A minister said Prime Minister Ranil Wickremesinghe had not been told about the warnings and had been shut out of top security meetings because of a feud with President Maithripala Sirisena. 

Sirisena fired Wickremesinghe last year but was forced to reinstate him under pressure from the Supreme Court. Their relationship is said to be fraught.  “The threat of an attack was known well in advance of Sunday, yet didn’t lead to any efforts to preempt it. That suggests you don’t have people communicating with each other at a high level,” said Kugelman.

“This government dysfunction, driven by tensions between the president and prime minister, could be something that the militants sought to exploit.
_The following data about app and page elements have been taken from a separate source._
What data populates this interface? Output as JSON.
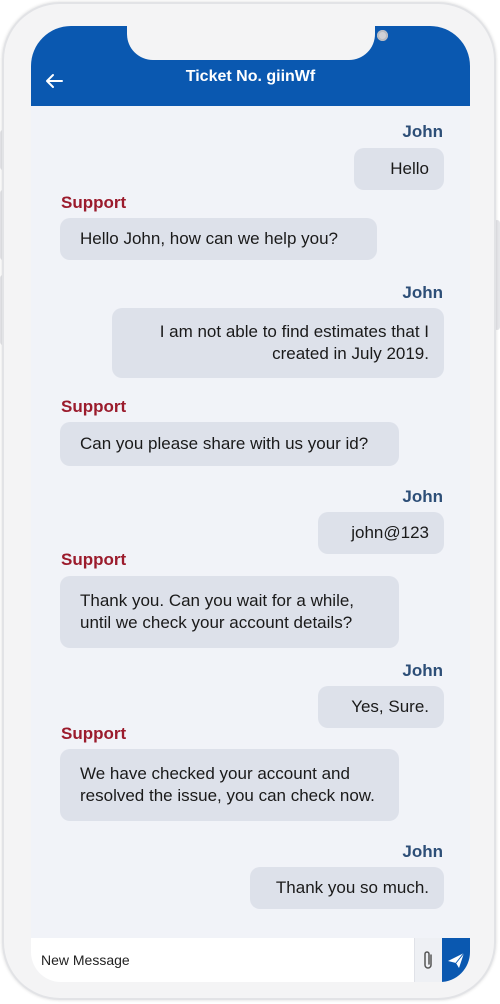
{
  "header": {
    "title": "Ticket No. giinWf",
    "back_icon": "arrow-left-icon"
  },
  "colors": {
    "header_bg": "#0a58b0",
    "user_name": "#2d4e77",
    "support_name": "#9b1b2c",
    "bubble_bg": "#dde1ea",
    "chat_bg": "#f1f3f8"
  },
  "messages": [
    {
      "sender": "John",
      "role": "user",
      "lines": [
        "Hello"
      ]
    },
    {
      "sender": "Support",
      "role": "support",
      "lines": [
        "Hello John, how can we help you?"
      ]
    },
    {
      "sender": "John",
      "role": "user",
      "lines": [
        "I am not able to find estimates that I",
        "created in July 2019."
      ]
    },
    {
      "sender": "Support",
      "role": "support",
      "lines": [
        "Can you please share with us your id?"
      ]
    },
    {
      "sender": "John",
      "role": "user",
      "lines": [
        "john@123"
      ]
    },
    {
      "sender": "Support",
      "role": "support",
      "lines": [
        "Thank you. Can you wait for a while,",
        "until we check your account details?"
      ]
    },
    {
      "sender": "John",
      "role": "user",
      "lines": [
        "Yes, Sure."
      ]
    },
    {
      "sender": "Support",
      "role": "support",
      "lines": [
        "We have checked your account and",
        "resolved the issue, you can check now."
      ]
    },
    {
      "sender": "John",
      "role": "user",
      "lines": [
        "Thank you so much."
      ]
    }
  ],
  "composer": {
    "placeholder": "New Message",
    "attach_icon": "paperclip-icon",
    "send_icon": "send-icon"
  }
}
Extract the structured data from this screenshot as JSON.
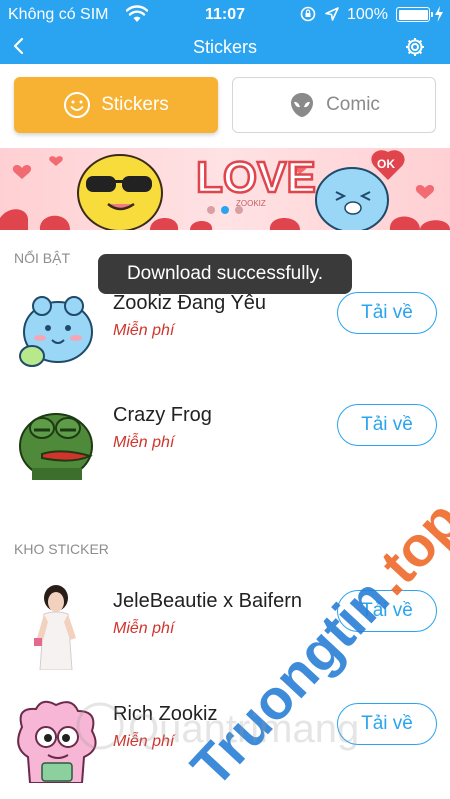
{
  "status_bar": {
    "carrier": "Không có SIM",
    "time": "11:07",
    "battery_percent": "100%"
  },
  "nav": {
    "title": "Stickers"
  },
  "tabs": [
    {
      "label": "Stickers",
      "active": true,
      "icon": "smiley-icon"
    },
    {
      "label": "Comic",
      "active": false,
      "icon": "alien-icon"
    }
  ],
  "banner": {
    "headline": "LOVE",
    "brand": "ZOOKIZ",
    "badge": "OK",
    "page_index": 1,
    "page_count": 3
  },
  "toast": {
    "message": "Download successfully."
  },
  "featured": {
    "label": "NỔI BẬT",
    "items": [
      {
        "name": "Zookiz Đang Yêu",
        "price": "Miễn phí",
        "action": "Tải về"
      },
      {
        "name": "Crazy Frog",
        "price": "Miễn phí",
        "action": "Tải về"
      }
    ]
  },
  "store": {
    "label": "KHO STICKER",
    "items": [
      {
        "name": "JeleBeautie x Baifern",
        "price": "Miễn phí",
        "action": "Tải về"
      },
      {
        "name": "Rich Zookiz",
        "price": "Miễn phí",
        "action": "Tải về"
      }
    ]
  },
  "colors": {
    "accent": "#2aa4f0",
    "tab_active": "#f7b233",
    "price": "#d0342c"
  }
}
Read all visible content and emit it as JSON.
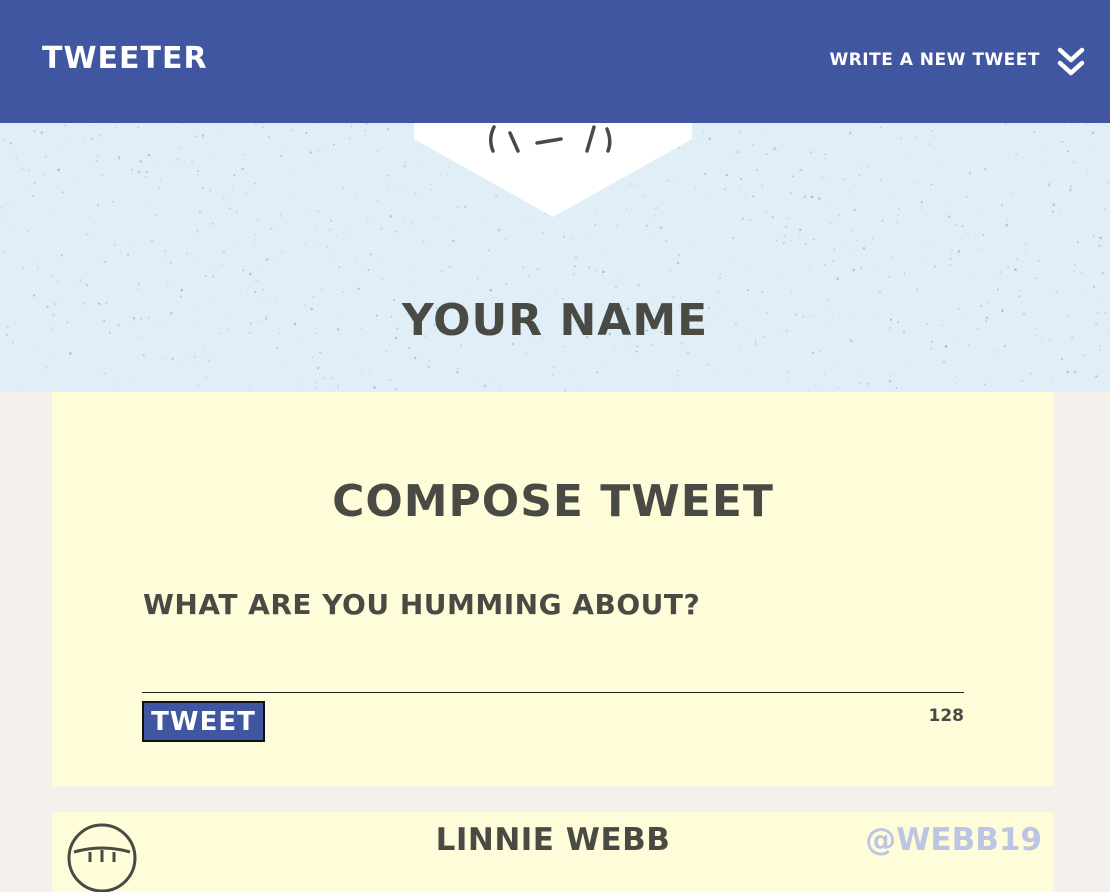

In effect, they knew they would have a greater chance to pull off this horrific act because a hamstrung government wouldn’t be in a position to prevent it.”

The next few weeks will be critical for Sri Lanka as experts fear that festering tensions between Buddhists and Muslims could explode, raising the specter of the country descending into violence. 

Isolated attacks on Muslim-owned property have already been reported in the past three days.

“The government will need to step up and try to bring together a grieving nation that risks becoming more divided,” Kugelman said. “That won’t be an easy task for an administration that is itself deeply divided.”

Dibbert added: “The government needs to conduct a thorough, transparent investigation in order to fully understand what transpired on Easter. A heavy-handed response targeting ethnic or religious minorities would exacerbate tensions and further destabilize the situation.”